And there's nothing wrong with that, either.
Quite frankly, I would have compensated the performers that way from the start, both because it is the right thing to do and also to inoculate the respective tours from exactly this kind of distracting criticism. Short money, all things considered.
But there does seem to be a generational breakdown at play here (and not just that I think of Dunham's whole shtick as little more than Napoleon Dynamite by way of The New Yorker).
There seems to be an inability to acknowledge that sometimes access is its own reward, something at the core of the potential class-action lawsuit now winding its way through both the legal system and the nightmares of HR professionals throughout Hollywood.
Feeling that they were unfairly expected to handle the same duties as paid employees, former interns Kimberly Behzadi and Jason Rindenau filed suit against ICM Partners, one of the larger agencies in Hollywood, seeking back-pay and -- presumably -- careers in another industry.
As of this writing, the suit is in a period of non-binding mediation but -- following a judgment against Fox Searchlight regarding some production interns on Black Swan -- this latest lawsuit has the potential to completely upend the way Hollywood handles its internships.
And that's a bad thing.
Not because of the payment issue -- many, if not most, companies properly using an academic internship program can afford to augment those programs within the scope of minimum-wage laws.

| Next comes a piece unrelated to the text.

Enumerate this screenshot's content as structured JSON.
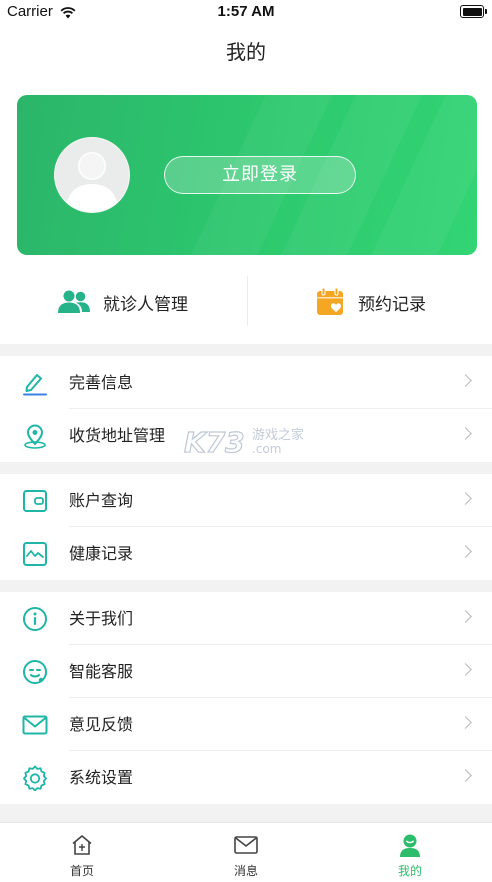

The problem is that by changing from an unpaid model to a minimum-wage model, the pool of applicants -- and, by that, I mean the pool that intern coordinators will actually consider for the positions -- will shrink, both in size and scope.
In short, there will be fewer internship opportunities and the ones that do exist will almost always be filled by nepotites
(Good luck to the next Eric Glatt who thinks his MBA from Case Western Reserve is more than impressive enough to let him fetch coffee on-set for $9 an hour).
More than just about any other industry I've been witness to, Hollywood is a closed eco-system. The opportunities for outsiders to break in -- at least in any meaningful way -- are few and far between (there's a reason Jenna Bush wanted to spend a summer interning for Brillstein-Grey).
Academic internships have been one of the few avenues open to outsiders to get access to the way the game is played, to rub elbows with the players and to create further professional relationships and opportunities for themselves.
In my opinion, most of these legal frictions are -- most likely -- resulting from people who either did not take advantage of the opportunities around them (did you READ those contracts or just file them?) or could not navigate the Machiavelli-meets-Downtown-Abbey social politics within the entertainment industry.
Whichever the case, it seems they are carrying a chip on their shoulders about it.
No internship -- be it in Hollywood, on Wall Street or elsewhere -- ever guaranteed anyone anything except access, illumination and opportunity.
No artist -- regardless of how committed to their muse -- is entitled to an audience for, let alone a living from, their art. Both are rare gifts.
Adding even a minimum wage changes the dynamics -- more is expected when pay is attached, so risk will be further avoided, leading to the excising from the selection process some who previously might have made the cut.
Hope that $9 an hour gets you something super-awesome.